Swords has had 16 athletes on international teams, 79 who got college football scholarships, 15 in college baseball and 49 national champions. There have been guys like David Choi, who wasn’t overly athletic or confident.
Swords poured his heart into him and Choi now works for NASA. Or a little nine-year-old girl who Swords took to the states that came home with a bronze medal.
“She was so proud, so happy. Hell, I cried like a baby,” Swords recalled. “You can’t beat that. And that little girl now is a wonderful mother. That’s what this is all about.”
“Everybody has got a story. They all have learning disabilities. The pressure of being a young person in this day and age is pretty tough.”
Sitting in his living room, Swords again gets misty-eyed.
The father of three sons, he lost his middle child about eight months ago, prompting him to retire from his full-time job at Bayer aspirin.
This garage is what he truly loves, what he’s always loved, and Swords doesn’t want to waste one more minute of his life not having an impact.
“This is the one true thing that really makes me excited every day. That I can give something back to help somebody,” Swords said.
“I am highly motivated to do the right thing. I’m very passionate, but I’m intense. Some people don’t like my intensity. There’s not too many people that love the sport as much as I do.”
Swords gestures about his living room, the only place in the house where his trophies and posters of some of his more accomplished athletes are laid out.
“This has nothing to do with Tim Swords winning trophies and stuff. Nobody cares about this stuff in boxes. It’s about these kids,” he said. “It’s because people believed in what we are doing here and they continue to come back. They believed in me, simple schemes, hard work, doing the right thing nutritionally and just paying attention.”
Swords’ no-nonsense approach to coaching has had a far greater impact than the platform.
“Yes it was the technical aspect and philosophies [of lifting] but it was really the environment and mindset he instilled in us,” Briones said.
“That’s the difference between coaches like Tim and coaches that are there just to get the paycheck.
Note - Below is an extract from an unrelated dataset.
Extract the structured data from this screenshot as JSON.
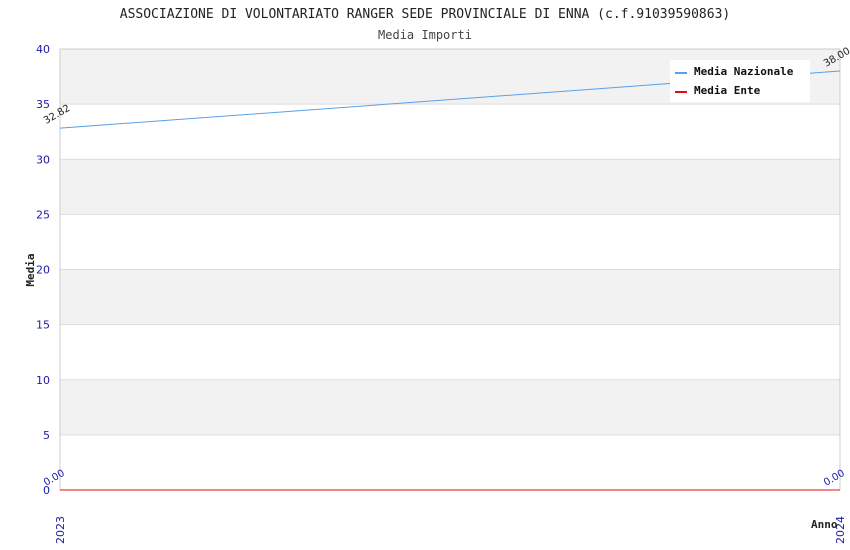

He pours into your heart and mind so much, he manipulates you in a positive way. That’s the biggest thing that he did for all of us. I couldn’t tell you the astronomical amount of people that he’s impacted.”